sign in the lobby of the hospital where the baby was born.
Unlike the other names above, Ima Hogg actually does exist. She was the
daughter of a early 20th century Texan politician. She was also a philanthropist.
However, nobody has verified variations like Ima Pigg and Ura Hogg.
I think I'm the only one who's heard this one, thus making not so much
of an urban legend. If anyone else has heard about Porcelain Latrine,
fact or fiction, please let me know! The story goes that Porcelain's mom,
and uneducated rural African-American woman saw a van deliver a box marked
"porcelain latrine." not knowing what it was, she thought the name was
beautiful, and gave the name to her daughter.

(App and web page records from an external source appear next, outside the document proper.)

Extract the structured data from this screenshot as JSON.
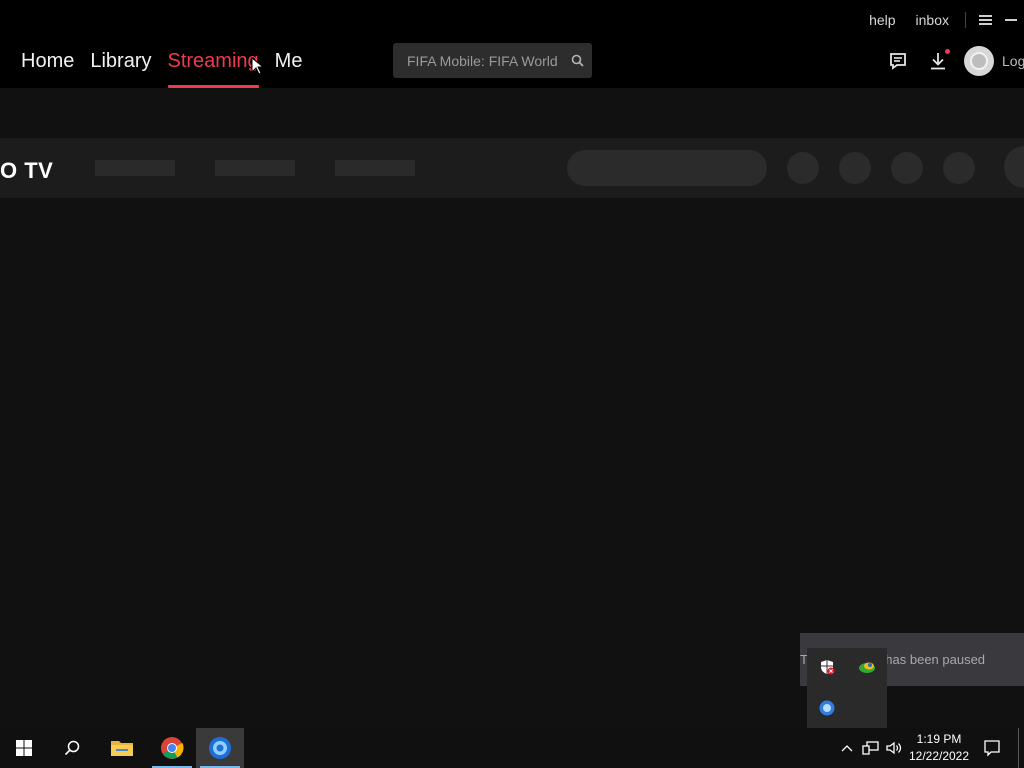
{
  "window": {
    "help_label": "help",
    "inbox_label": "inbox"
  },
  "nav": {
    "tabs": [
      {
        "label": "Home",
        "active": false
      },
      {
        "label": "Library",
        "active": false
      },
      {
        "label": "Streaming",
        "active": true
      },
      {
        "label": "Me",
        "active": false
      }
    ]
  },
  "search": {
    "value": "FIFA Mobile: FIFA World"
  },
  "account": {
    "login_label": "Log"
  },
  "content": {
    "brand": "O TV"
  },
  "toast": {
    "message": "The download has been paused"
  },
  "taskbar": {
    "time": "1:19 PM",
    "date": "12/22/2022"
  },
  "colors": {
    "accent": "#ef3b4f",
    "background": "#111111",
    "titlebar": "#000000"
  }
}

Sounds fishy to me! I mean,
how many people (and especially delivery companies and furniture manufacturers)
actually use the word "latrine"? You'd probably be more likely to see

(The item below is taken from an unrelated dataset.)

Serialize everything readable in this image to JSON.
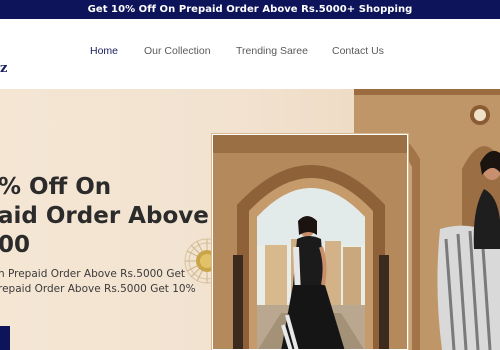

Long Dong is quite a legend, particularly in towns with high Asian populations.
Long Dong is the ever-elusive Chinese immigrant (male, of course) with

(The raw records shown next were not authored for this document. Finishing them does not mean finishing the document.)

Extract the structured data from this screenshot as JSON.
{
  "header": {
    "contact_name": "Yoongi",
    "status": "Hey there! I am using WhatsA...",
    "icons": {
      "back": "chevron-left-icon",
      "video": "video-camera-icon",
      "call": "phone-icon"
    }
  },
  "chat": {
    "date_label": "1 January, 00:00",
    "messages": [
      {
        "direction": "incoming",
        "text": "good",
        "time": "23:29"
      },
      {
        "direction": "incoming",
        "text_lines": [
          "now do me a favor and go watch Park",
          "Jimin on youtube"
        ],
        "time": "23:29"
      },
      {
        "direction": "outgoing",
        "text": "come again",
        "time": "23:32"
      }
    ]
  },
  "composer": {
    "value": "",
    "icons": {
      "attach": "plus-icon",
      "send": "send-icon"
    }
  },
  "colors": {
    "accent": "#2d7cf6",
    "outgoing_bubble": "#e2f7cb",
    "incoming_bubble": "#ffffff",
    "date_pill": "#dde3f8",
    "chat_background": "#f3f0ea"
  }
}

a name that is funny in English. After someone finishes telling a Long
Dong story, he usually ends with something like "well, Bob Smith probably
means, like, 'screw you' in Chinese or something!" I went to the Chinese
Surnames page (click
here for more info) and I couldn't find any surname that approximates
Dong. If Dong was actually the forename (as Chinese tradition puts the
family name first) then Long does exist as a surname. However, most Chinese
immigrants adopt the system used by Americans, and put their family name
Another variation on the non-English speaking parent theme, a woman in
a hospital saw a vial marked Urine, and bestowed this name upon her daughter,
with the pronunciation you-reen.
This unfortunate child's parents pronounced his or her name sheath-edd
Here's an e-mail I recieved--"Okay, I have no proof of this, but my Aunt
swears that she has a distant cousin somewhere in the USA (we're in Melbourne,
Australia) who has the name Innocent Bystander. Bystander being the surname."
Have you ever heard the last name "Bystander?" I haven't.
this just in from an alert reader:
Hey, I saw the "urban legends" page and wanted to throw in some information.
There is in fact the last name Bystander (Innocent Bystander) Originally
it was Bisthander, but I have seen Bystander in the genealogy files @ the
library. I've also seen Porrie Latrine (in the old city lists). Pretty
close to Porcelaine.
From another e-mail I received: "I read a blip under news of the weird
in a newspaper once saying that someone named their daughter Atheist Evolution.
Don't know if that's true or not."
Unfounded Urban Legend Names
anyone personally has met anyone with one of these names, and I mean KNOWS
them- not just has heard about them or knows someone who knows them, please
e-mail me!): We received so many e-mails about these, they now have their
- Sandy Castle, Sandy
- Candy Kane
- Crystal Shanda
Leer- There is a Shanda Lear, however, of Lear Jet fame.
- April Mae June-
there is an April May, though, from Portland, ME.
- Jay Walker
- Paige Turner
also a rumor around the the name Damian means "devil" or "devil's
child" or something like that.
This idea shows the power of movies! The possessed tyke in "the Omen"
and some of its sequels was named Damian. It also didn't hurt that the
priest in "The Exorcist" was also named Damian. With all of this association
with 70s possession flicks, no wonder people have attached the meaning
to it! This illustrates the importance of the cultural meaning as opposed
to the etymological meaning. While Damian actually comes from a Greek
word meaning "watcher", how many people will know this when they see your
son? Will they always think of him as the "devil's child?"
People also believe that the name Rhiannon means "witch."
It was that Fleetwood Mac song of the 1970s that spread this idea. Rhiannon
probably means something closer to "divine queen." in Welsh.
it may have started with the book The Thorn Birds, by Australian
novelist Colleen McCullough--many people of Irish descent swear up and
down that Megan is an Irish name. It's actually a Welsh pet form
of Margaret. You can spell it Meghan, Meeghan, Meagan, Meaghan and any
other spelling you can think of, but Megan will never be Irish!
on name books and meaning, see Why Your Baby Name
some more unusual names in this vein on this page:
Other Unusual Names. Check them out!